Mr BROUGH (Minister for Revenue and Assistant Treasurer) (5:50 PM) —I thank the member for Mitchell and the assistant shadow Treasurer and shadow minister for revenue, the two speakers who have addressed this bill this evening, for their comments. The Tax Laws Amendment (2004 Measures No. 4) Bill 2004 gives effect to several taxation measures. Firstly, after listening to the concerns of business, the government is giving taxpayers greater flexibility and certainty as they move into this new consolidation regime. The bill clarifies the consolidation cost-setting rules with respect to financial leases, certain types of mining expenditure and low-value and software development pools. The changes also reduce compliance costs by alleviating the notice requirements under the inter-entity loss multiplication rules. As the new consolidation regime has changed the taxation landscape for many corporate groups, the government has continued its active consultation with business on its implementation. This bill further demonstrates the government's commitment to this process.

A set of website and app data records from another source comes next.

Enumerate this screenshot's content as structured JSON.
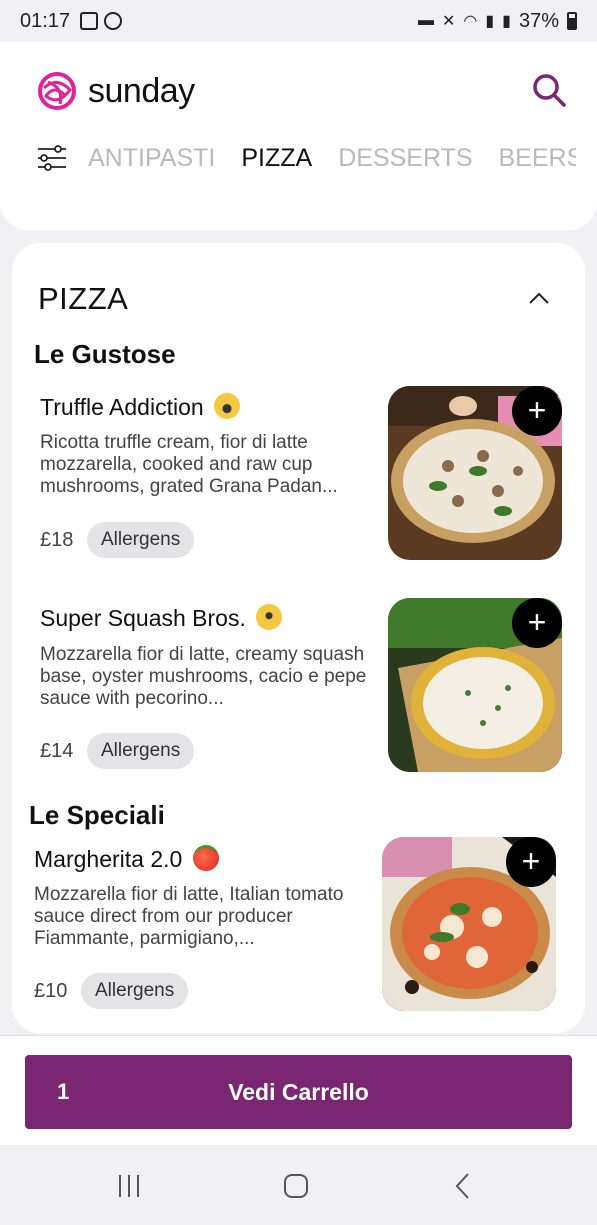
{
  "status_bar": {
    "time": "01:17",
    "battery": "37%"
  },
  "header": {
    "brand": "sunday",
    "tabs": [
      "ANTIPASTI",
      "PIZZA",
      "DESSERTS",
      "BEERS"
    ],
    "active_tab": "PIZZA"
  },
  "menu": {
    "section_title": "PIZZA",
    "groups": [
      {
        "title": "Le Gustose",
        "items": [
          {
            "name": "Truffle Addiction",
            "emoji": "screaming-face-emoji",
            "description": "Ricotta truffle cream, fior di latte mozzarella, cooked and raw cup mushrooms, grated Grana Padan...",
            "price": "£18",
            "allergens_label": "Allergens"
          },
          {
            "name": "Super Squash Bros.",
            "emoji": "disguised-face-emoji",
            "description": "Mozzarella fior di latte, creamy squash base, oyster mushrooms, cacio e pepe sauce with pecorino...",
            "price": "£14",
            "allergens_label": "Allergens"
          }
        ]
      },
      {
        "title": "Le Speciali",
        "items": [
          {
            "name": "Margherita 2.0",
            "emoji": "tomato-emoji",
            "description": "Mozzarella fior di latte, Italian tomato sauce direct from our producer Fiammante, parmigiano,...",
            "price": "£10",
            "allergens_label": "Allergens"
          }
        ]
      }
    ]
  },
  "cart": {
    "count": "1",
    "label": "Vedi Carrello"
  },
  "colors": {
    "accent": "#7b2672",
    "brand_logo": "#e0219a"
  }
}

Secondly, this bill ensures that copyright-collecting societies are not taxed on income they collect on behalf of members. The provisions will ensure that copyright-collecting societies that are appropriately structured and administered are exempt from income tax on certain types of income that they derive and hold pending allocation to the final recipients. The provisions will also ensure that any amounts of income that are exempt at the society level are included in the assessable income of the recipients once these amounts are distributed to them.

The third measure implements a further component of the simplified imputation system, including anti-avoidance rules in relation to exempt entities that are eligible for a refund of imputation credits. The bill also makes a number of consequential amendments to the income tax laws to replace references to the former imputation system and to update terminology of the former imputation system.

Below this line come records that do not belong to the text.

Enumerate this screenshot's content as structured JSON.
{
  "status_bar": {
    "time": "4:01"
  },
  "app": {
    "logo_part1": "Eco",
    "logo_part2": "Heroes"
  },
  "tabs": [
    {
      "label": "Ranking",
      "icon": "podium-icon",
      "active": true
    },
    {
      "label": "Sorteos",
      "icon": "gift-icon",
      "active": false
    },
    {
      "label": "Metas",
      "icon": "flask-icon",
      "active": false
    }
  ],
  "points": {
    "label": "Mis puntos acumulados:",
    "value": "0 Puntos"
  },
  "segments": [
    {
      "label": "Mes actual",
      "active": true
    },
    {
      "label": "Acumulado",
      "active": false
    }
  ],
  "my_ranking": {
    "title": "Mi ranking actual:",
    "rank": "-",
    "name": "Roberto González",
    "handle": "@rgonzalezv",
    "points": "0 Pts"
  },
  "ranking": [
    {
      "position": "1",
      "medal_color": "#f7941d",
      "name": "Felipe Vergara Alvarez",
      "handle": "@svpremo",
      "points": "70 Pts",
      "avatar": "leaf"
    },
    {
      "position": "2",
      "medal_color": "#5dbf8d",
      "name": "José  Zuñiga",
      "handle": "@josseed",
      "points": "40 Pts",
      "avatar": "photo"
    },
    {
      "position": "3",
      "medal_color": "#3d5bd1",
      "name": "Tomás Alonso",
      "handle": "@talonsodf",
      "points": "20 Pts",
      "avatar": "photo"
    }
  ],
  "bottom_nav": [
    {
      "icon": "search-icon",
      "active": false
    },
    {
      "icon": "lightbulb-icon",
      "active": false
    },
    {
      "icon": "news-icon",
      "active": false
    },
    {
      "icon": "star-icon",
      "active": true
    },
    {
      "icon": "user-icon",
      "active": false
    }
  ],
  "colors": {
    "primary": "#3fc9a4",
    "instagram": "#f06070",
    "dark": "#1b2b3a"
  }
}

The bill also specifically lists a number of organisations as deductible gift recipients, some of which have been alluded to here today, particularly by the member for Mitchell. This includes adding certain fire and emergency services bodies as specifically listed deductible gift recipients. Deductible gift recipient status will assist these organisations to attract public support for their activities.

Lastly, this bill will extend an existing transitional rule in the debt equity rules for at-call loans. Current transitional arrangements which treat at-call loans as debt for income tax purposes end on 30 June 2004. After this date, such loans may be classified as equity interest for tax purposes. To provide additional certainty for business, the existing transitional rules will be extended to at-call loans before, on and to 30 June 2005. In the meantime the government will develop a carve-out from the debt equity rules to reduce unnecessary compliance costs for small businesses using at-call loans. This will address small business concerns about red tape while maintaining the integrity of the debt equity tax rule. I commend this bill to the House.

Question agreed to.

Bill read a second time.